Digital tools 

On the final day, Dr Joseph Mulema gave an overview of CABI digital tools which included the new Pest Risk Analysis tool, Horizon scanning tool, various compendia especially the Crop Protection Compendium and Invasive species compendium both of which are very important in phytosanitary work. Dr MaryLucy Oronje and George Momanyi, Chief Inspector from KEPHIS, spoke in more depth about the use of digital tools to monitor and manage phytosanitary risks. Dr Oronje’s talk introduced the concept of horizon scanning and insight reporting for monitoring and managing phytosanitary risks while Mr Momanyi expanded on how this can be used to prioritize Invasive Alien Species (IAS) – such as the fall armyworm (Spodoptera frugiperda) – that has the potential to threaten Kenya’s agriculture, biodiversity and economy.

Dr Morris Akiri, CABI’s Senior Regional Director, Africa, said, “A recent CABI-led study revealed that Invasive Alien Species are estimated to cost Africa’s agricultural sector USD 65.58 billion a year – equivalent to 2.5% of the Gross Domestic Product of all African countries combined.
“It is imperative, therefore, that we utilize opportunities presented by events such as the International Phytosanitary Conference to come together and share expertise to find innovative and sustainable ways to help millions of smallholder farmers grow more and lose less to pests and diseases – thereby not only increasing their livelihoods but also local, national and global food security.”

Export ban lifted

In July, Fresh Fruit reported how Kenya resumed mango exports to Europe after eight years following a self-imposed ban due to interceptions because of fruit flies. Mr Momanyi reported that a certification protocol validated by stakeholders in the value chain had helped exports resume – aided by funding from the US Agency for International Development (USAID) for hot water treatment facilities to eliminate fruit flies before export.

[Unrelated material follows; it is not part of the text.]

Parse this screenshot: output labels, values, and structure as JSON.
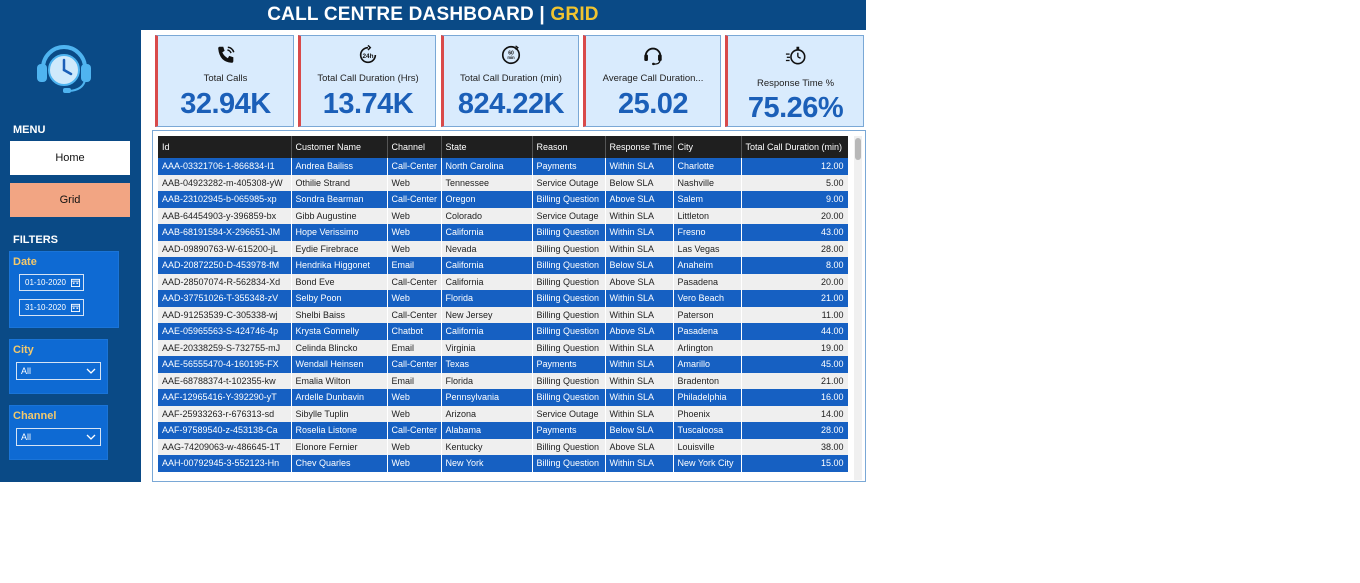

CABI’s work in partnership – as part of a project part-funded by CABI and the Netherlands Ministry of Foreign Affairs and the private sector – in 2018 helped Ghana’s vegetable exports, worth USD 15 million a year, resume after a European ban was imposed in 2015. The work included improving the country’s technical and organizational capacity in its entire horticulture supply chain to allay fears around four quarantine pests including false codling moth, whitefly, thrips and fruit fly. The lifting of the ban means Ghana is once again exporting chilli peppers, bottle gourds, luffa gourds, bitter gourds and eggplants to Europe once more.

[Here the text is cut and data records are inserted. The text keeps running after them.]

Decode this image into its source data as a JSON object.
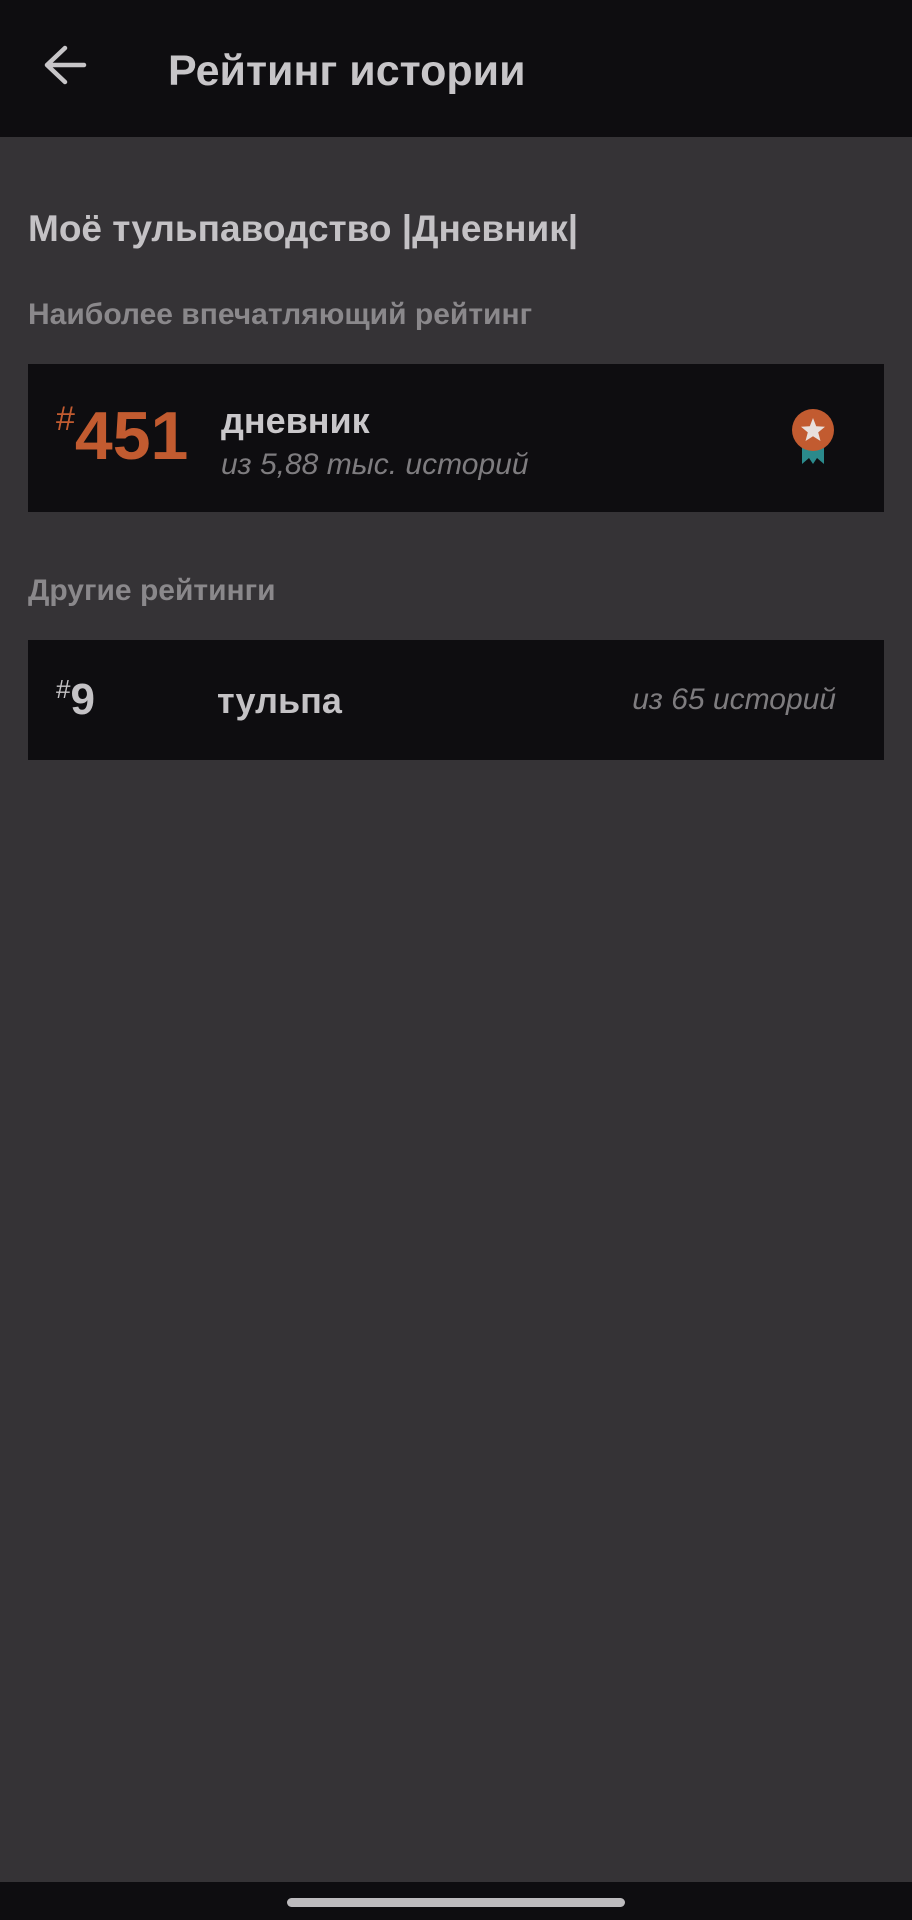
{
  "app_bar": {
    "title": "Рейтинг истории",
    "back_icon": "arrow-left-icon"
  },
  "story": {
    "title": "Моё тульпаводство |Дневник|"
  },
  "best_ranking": {
    "section_label": "Наиболее впечатляющий рейтинг",
    "hash": "#",
    "rank": "451",
    "tag": "дневник",
    "subtitle": "из 5,88 тыс. историй",
    "badge_icon": "award-ribbon-icon",
    "accent_color": "#c25b30"
  },
  "other_rankings": {
    "section_label": "Другие рейтинги",
    "items": [
      {
        "hash": "#",
        "rank": "9",
        "tag": "тульпа",
        "subtitle": "из 65 историй"
      }
    ]
  },
  "colors": {
    "background": "#353336",
    "surface": "#0e0d10"
  }
}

Additional information

Main photo: A farmer inspects his tomato crop to check the presence of Tuta absoluta in Kenya (Credit: CABI).

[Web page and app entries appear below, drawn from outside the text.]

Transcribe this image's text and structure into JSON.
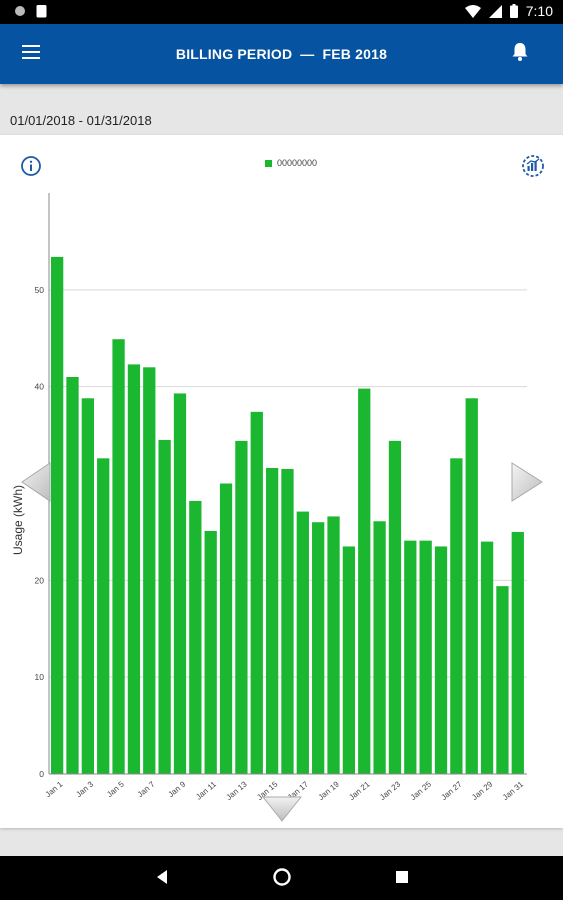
{
  "status_bar": {
    "time": "7:10"
  },
  "app_bar": {
    "title_left": "BILLING PERIOD",
    "title_right": "FEB 2018"
  },
  "date_range": "01/01/2018 - 01/31/2018",
  "legend_label": "00000000",
  "colors": {
    "app_bar": "#0553a1",
    "bar": "#1bb730",
    "grid": "#d9d9d9"
  },
  "icons": {
    "menu": "menu-icon",
    "bell": "bell-icon",
    "info": "info-icon",
    "chart_type": "chart-type-icon",
    "prev": "chevron-left-icon",
    "next": "chevron-right-icon",
    "down": "chevron-down-icon"
  },
  "chart_data": {
    "type": "bar",
    "title": "",
    "xlabel": "",
    "ylabel": "Usage (kWh)",
    "ylim": [
      0,
      60
    ],
    "yticks": [
      0,
      10,
      20,
      40,
      50
    ],
    "grid": true,
    "legend": "top-center",
    "categories": [
      "Jan 1",
      "Jan 2",
      "Jan 3",
      "Jan 4",
      "Jan 5",
      "Jan 6",
      "Jan 7",
      "Jan 8",
      "Jan 9",
      "Jan 10",
      "Jan 11",
      "Jan 12",
      "Jan 13",
      "Jan 14",
      "Jan 15",
      "Jan 16",
      "Jan 17",
      "Jan 18",
      "Jan 19",
      "Jan 20",
      "Jan 21",
      "Jan 22",
      "Jan 23",
      "Jan 24",
      "Jan 25",
      "Jan 26",
      "Jan 27",
      "Jan 28",
      "Jan 29",
      "Jan 30",
      "Jan 31"
    ],
    "xtick_labels": [
      "Jan 1",
      "Jan 3",
      "Jan 5",
      "Jan 7",
      "Jan 9",
      "Jan 11",
      "Jan 13",
      "Jan 15",
      "Jan 17",
      "Jan 19",
      "Jan 21",
      "Jan 23",
      "Jan 25",
      "Jan 27",
      "Jan 29",
      "Jan 31"
    ],
    "series": [
      {
        "values": [
          53.4,
          41.0,
          38.8,
          32.6,
          44.9,
          42.3,
          42.0,
          34.5,
          39.3,
          28.2,
          25.1,
          30.0,
          34.4,
          37.4,
          31.6,
          31.5,
          27.1,
          26.0,
          26.6,
          23.5,
          39.8,
          26.1,
          34.4,
          24.1,
          24.1,
          23.5,
          32.6,
          38.8,
          24.0,
          19.4,
          25.0
        ]
      }
    ]
  }
}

The new CABI-led worldwide programme – PlantwisePlus – has been launched to help support low and lower-middle income countries to predict, prepare themselves for and prevent plant health threats in a changing climate reducing crop losses and empowering farmers to increase income, food security and food safety by producing more and higher quality food.

PlantwisePlus will build on CABI’s Plantwise and Action on Invasives programmes, which have already helped millions of farmers in over 30 countries diagnose and treat pest threats and reduce crop losses by strengthening national plant health systems. Find out more here.

CABI’s regional centre for Africa

CABI has worked in Africa for many years, but in 1995 it formally established a regional centre in Nairobi. In Africa over 80% of people living in rural areas rely on the crops they grow for food and income. They face many challenges in growing sufficient good quality produce, such as changing climatic conditions, threats from pests and diseases, lack of access to markets, and limited access to current agricultural information. Agriculture is essential for sub-Saharan Africa’s economic growth and yet average crop yields in Africa are among the lowest in the world.

CABI’s centre in Kenya strives to improve livelihoods, working with the communities that it serves to address the problems they face using sustainable approaches. Learn more about CABI’s work in Africa here.